solution through a coffee filter and add distilled water to bring the
level back up to the mark on the beaker. This removes any crud that
might be in the solution and perks it up to give good results again.
So I don’t think that is depleting the rhodium, but maybe
it is. Mark


#10

It is also a good idea to carbon filter your rhodium solution if you
are having a problem. Add some carbon powder on top of your filter
and poor your solution through the carbon… this should remove
impurities in the solution. Daniel Grandi

http://www.racecarjewelry.com


#11

I have used the same rhodium solution in a mason jar for two years and
get excellent results. It has a fine layer of mystry “crud” material
at the bottom and the solution has never had any water added. It is
always kept capped so evaporation is minimal. As I said
two years and counting and it still has great results.


#12

Another problem to consider with any plating solution is what is
known as “drag out”. As you take a piece out of the solution a small
amount of rhodium is stuck onto the piece. Over time, especially if
you are doing a lot of plating, a significant amount of solution is
lost. If you think that you are just losing solution through
evaporation and fill the solution up with water, you are, over time,
reducing the strength of the plating bath. This is why it is
necessary to use replenishing solution.

hope this helps
Larry Seiger


#13

Hi Larry, You are dead on about drag out being a problem for rhodium
loss. My step- father was a polisher for the trade in Los Angeles.
Immediately after rhodium plating, he rinsed the piece in a container
of distilled water he kepted just for this. Eventually, the distilled
water took on the color of the rhodium; or almost. It was then poured
into the rhodium and the process was began all over. Have fun. Tom Arnold

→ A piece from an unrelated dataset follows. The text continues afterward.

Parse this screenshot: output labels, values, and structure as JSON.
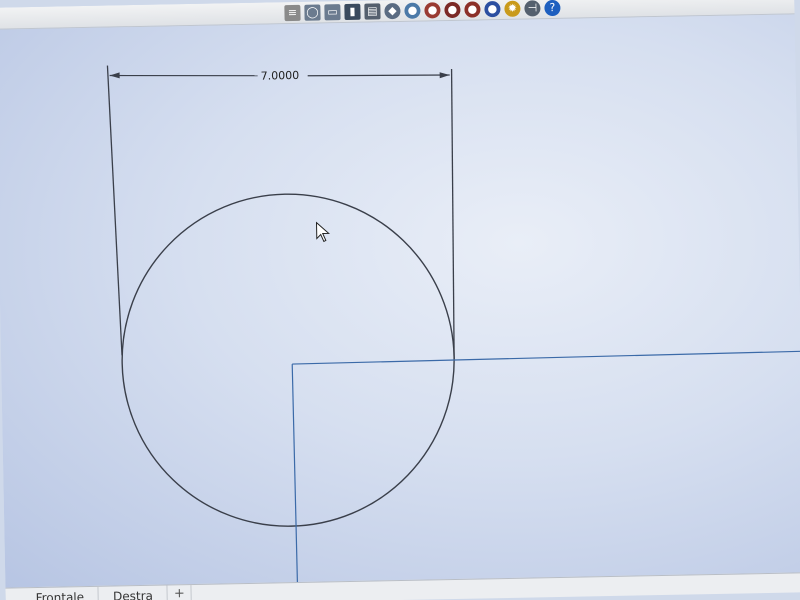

#14
   It is also a good idea to carbon filter your rhodium solution if
you are having a problem. Add some carbon powder on top of your
filter and poor your solution through the carbon.... this should
remove impurities in the solution. 

An addition to that comment… what works best for me is ACTIVATED
carbon/charcoal. Easiest place to get small amounts of it is at any
pet store that carries aquarium supplies. This is the same filter
carbon used in the various types of water filters for aquariums. You
can either get it in bags with significant amounts, or just buy a
couple small “snap on” filters of the type that fit over undergravel
filter tubes. Break em open for the carbon granules or powder if you
want it seperate from the plastic cartrige… Do note that this stuff
works partly because it’s porous, and it will soak up and retain a
small amount of the expensive rhodium solution as well as helping to
remove organic contaminants. It’s not much, but the implication is
that it’s best not to use enormous amounts of the carbon, or you’ll be
throwing away some of your costly solution in the carbon…

Peter Rowe


#15

Peter mentioned that activated carbon would be better and he is
correct. I would suggest that you put the powder on your filter and
pour your rhodium through the powder on the filter. After you are
done, take a small water spray bottle filled with distilled water and
rinse the remaining rhodium on the filter back into your beaker.

This will take care of any possible liquid evaporation your solution
may have had over time.I also recomend using the same spray bottle to
rinse the rhodium off of the item when you are done plating back into
the beaker.Using this method, your solutions life will be greatly
extended Daniel Grandi

http://www.racecarjewelry.com
Model,molds,casting and finishing for designers and stores in
Gold,silver,bronze and pewter